What is needed »
An exact reprint of the data below is required, line for line.

Data records »
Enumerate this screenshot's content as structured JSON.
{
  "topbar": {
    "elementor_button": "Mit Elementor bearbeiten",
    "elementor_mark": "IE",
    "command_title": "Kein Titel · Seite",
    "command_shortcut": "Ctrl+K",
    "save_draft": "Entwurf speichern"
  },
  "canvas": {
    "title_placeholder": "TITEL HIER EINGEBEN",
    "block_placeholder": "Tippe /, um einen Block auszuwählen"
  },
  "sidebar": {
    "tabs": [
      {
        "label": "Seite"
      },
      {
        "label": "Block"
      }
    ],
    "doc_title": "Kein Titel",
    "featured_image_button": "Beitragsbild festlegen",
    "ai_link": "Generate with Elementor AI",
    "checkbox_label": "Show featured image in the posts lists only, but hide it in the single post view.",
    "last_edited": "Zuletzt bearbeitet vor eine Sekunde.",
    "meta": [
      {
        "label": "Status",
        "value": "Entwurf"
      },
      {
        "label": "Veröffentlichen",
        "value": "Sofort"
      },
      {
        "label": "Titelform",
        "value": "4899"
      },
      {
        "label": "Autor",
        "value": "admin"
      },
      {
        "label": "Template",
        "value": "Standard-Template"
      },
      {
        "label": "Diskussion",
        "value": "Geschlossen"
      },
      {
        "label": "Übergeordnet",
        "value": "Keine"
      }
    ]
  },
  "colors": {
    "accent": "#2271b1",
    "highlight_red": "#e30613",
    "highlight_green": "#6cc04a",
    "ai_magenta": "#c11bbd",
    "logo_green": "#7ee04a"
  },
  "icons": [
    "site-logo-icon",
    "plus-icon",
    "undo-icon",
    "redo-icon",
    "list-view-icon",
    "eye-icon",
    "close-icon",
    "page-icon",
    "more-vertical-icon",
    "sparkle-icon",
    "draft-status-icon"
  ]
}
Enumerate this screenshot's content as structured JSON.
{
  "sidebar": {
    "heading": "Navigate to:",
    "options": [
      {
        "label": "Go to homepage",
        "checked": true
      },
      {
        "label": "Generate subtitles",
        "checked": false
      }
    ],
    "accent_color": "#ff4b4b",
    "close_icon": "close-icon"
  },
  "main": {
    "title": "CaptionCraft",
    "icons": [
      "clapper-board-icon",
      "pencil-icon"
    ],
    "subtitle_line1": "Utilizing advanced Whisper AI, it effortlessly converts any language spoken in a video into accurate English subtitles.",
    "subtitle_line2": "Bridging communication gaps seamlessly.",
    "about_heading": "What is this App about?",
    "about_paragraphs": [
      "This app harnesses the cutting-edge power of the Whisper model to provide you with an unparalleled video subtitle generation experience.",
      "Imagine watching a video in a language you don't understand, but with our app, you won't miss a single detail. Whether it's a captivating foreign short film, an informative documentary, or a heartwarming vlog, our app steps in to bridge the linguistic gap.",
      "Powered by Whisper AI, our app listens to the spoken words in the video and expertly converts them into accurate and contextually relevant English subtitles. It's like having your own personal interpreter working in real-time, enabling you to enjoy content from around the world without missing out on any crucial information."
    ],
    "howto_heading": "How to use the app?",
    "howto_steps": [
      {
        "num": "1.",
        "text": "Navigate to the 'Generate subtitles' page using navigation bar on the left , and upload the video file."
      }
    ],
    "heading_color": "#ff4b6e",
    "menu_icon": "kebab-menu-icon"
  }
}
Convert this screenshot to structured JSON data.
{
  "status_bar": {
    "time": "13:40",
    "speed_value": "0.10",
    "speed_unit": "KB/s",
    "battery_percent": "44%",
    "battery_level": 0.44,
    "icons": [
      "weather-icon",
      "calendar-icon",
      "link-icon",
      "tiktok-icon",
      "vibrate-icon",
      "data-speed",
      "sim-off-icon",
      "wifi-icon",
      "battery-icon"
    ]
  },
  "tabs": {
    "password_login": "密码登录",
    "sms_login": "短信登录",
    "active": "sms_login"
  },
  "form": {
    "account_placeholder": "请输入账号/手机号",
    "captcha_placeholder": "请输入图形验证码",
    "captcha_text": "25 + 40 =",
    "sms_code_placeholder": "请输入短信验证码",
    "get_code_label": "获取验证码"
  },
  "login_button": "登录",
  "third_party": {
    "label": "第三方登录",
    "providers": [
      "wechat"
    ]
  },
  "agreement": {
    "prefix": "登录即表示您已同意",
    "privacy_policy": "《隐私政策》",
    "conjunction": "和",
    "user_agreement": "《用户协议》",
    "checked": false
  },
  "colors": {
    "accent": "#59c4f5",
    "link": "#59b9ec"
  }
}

The completed task »
Enumerate this screenshot's content as structured JSON.
{
  "topbar": {
    "elementor_button": "Mit Elementor bearbeiten",
    "elementor_mark": "IE",
    "command_title": "Kein Titel · Seite",
    "command_shortcut": "Ctrl+K",
    "save_draft": "Entwurf speichern"
  },
  "canvas": {
    "title_placeholder": "TITEL HIER EINGEBEN",
    "block_placeholder": "Tippe /, um einen Block auszuwählen"
  },
  "sidebar": {
    "tabs": [
      {
        "label": "Seite"
      },
      {
        "label": "Block"
      }
    ],
    "doc_title": "Kein Titel",
    "featured_image_button": "Beitragsbild festlegen",
    "ai_link": "Generate with Elementor AI",
    "checkbox_label": "Show featured image in the posts lists only, but hide it in the single post view.",
    "last_edited": "Zuletzt bearbeitet vor eine Sekunde.",
    "meta": [
      {
        "label": "Status",
        "value": "Entwurf"
      },
      {
        "label": "Veröffentlichen",
        "value": "Sofort"
      },
      {
        "label": "Titelform",
        "value": "4899"
      },
      {
        "label": "Autor",
        "value": "admin"
      },
      {
        "label": "Template",
        "value": "Standard-Template"
      },
      {
        "label": "Diskussion",
        "value": "Geschlossen"
      },
      {
        "label": "Übergeordnet",
        "value": "Keine"
      }
    ]
  },
  "colors": {
    "accent": "#2271b1",
    "highlight_red": "#e30613",
    "highlight_green": "#6cc04a",
    "ai_magenta": "#c11bbd",
    "logo_green": "#7ee04a"
  },
  "icons": [
    "site-logo-icon",
    "plus-icon",
    "undo-icon",
    "redo-icon",
    "list-view-icon",
    "eye-icon",
    "close-icon",
    "page-icon",
    "more-vertical-icon",
    "sparkle-icon",
    "draft-status-icon"
  ]
}
Enumerate this screenshot's content as structured JSON.
{
  "sidebar": {
    "heading": "Navigate to:",
    "options": [
      {
        "label": "Go to homepage",
        "checked": true
      },
      {
        "label": "Generate subtitles",
        "checked": false
      }
    ],
    "accent_color": "#ff4b4b",
    "close_icon": "close-icon"
  },
  "main": {
    "title": "CaptionCraft",
    "icons": [
      "clapper-board-icon",
      "pencil-icon"
    ],
    "subtitle_line1": "Utilizing advanced Whisper AI, it effortlessly converts any language spoken in a video into accurate English subtitles.",
    "subtitle_line2": "Bridging communication gaps seamlessly.",
    "about_heading": "What is this App about?",
    "about_paragraphs": [
      "This app harnesses the cutting-edge power of the Whisper model to provide you with an unparalleled video subtitle generation experience.",
      "Imagine watching a video in a language you don't understand, but with our app, you won't miss a single detail. Whether it's a captivating foreign short film, an informative documentary, or a heartwarming vlog, our app steps in to bridge the linguistic gap.",
      "Powered by Whisper AI, our app listens to the spoken words in the video and expertly converts them into accurate and contextually relevant English subtitles. It's like having your own personal interpreter working in real-time, enabling you to enjoy content from around the world without missing out on any crucial information."
    ],
    "howto_heading": "How to use the app?",
    "howto_steps": [
      {
        "num": "1.",
        "text": "Navigate to the 'Generate subtitles' page using navigation bar on the left , and upload the video file."
      }
    ],
    "heading_color": "#ff4b6e",
    "menu_icon": "kebab-menu-icon"
  }
}
Convert this screenshot to structured JSON data.
{
  "status_bar": {
    "time": "13:40",
    "speed_value": "0.10",
    "speed_unit": "KB/s",
    "battery_percent": "44%",
    "battery_level": 0.44,
    "icons": [
      "weather-icon",
      "calendar-icon",
      "link-icon",
      "tiktok-icon",
      "vibrate-icon",
      "data-speed",
      "sim-off-icon",
      "wifi-icon",
      "battery-icon"
    ]
  },
  "tabs": {
    "password_login": "密码登录",
    "sms_login": "短信登录",
    "active": "sms_login"
  },
  "form": {
    "account_placeholder": "请输入账号/手机号",
    "captcha_placeholder": "请输入图形验证码",
    "captcha_text": "25 + 40 =",
    "sms_code_placeholder": "请输入短信验证码",
    "get_code_label": "获取验证码"
  },
  "login_button": "登录",
  "third_party": {
    "label": "第三方登录",
    "providers": [
      "wechat"
    ]
  },
  "agreement": {
    "prefix": "登录即表示您已同意",
    "privacy_policy": "《隐私政策》",
    "conjunction": "和",
    "user_agreement": "《用户协议》",
    "checked": false
  },
  "colors": {
    "accent": "#59c4f5",
    "link": "#59b9ec"
  }
}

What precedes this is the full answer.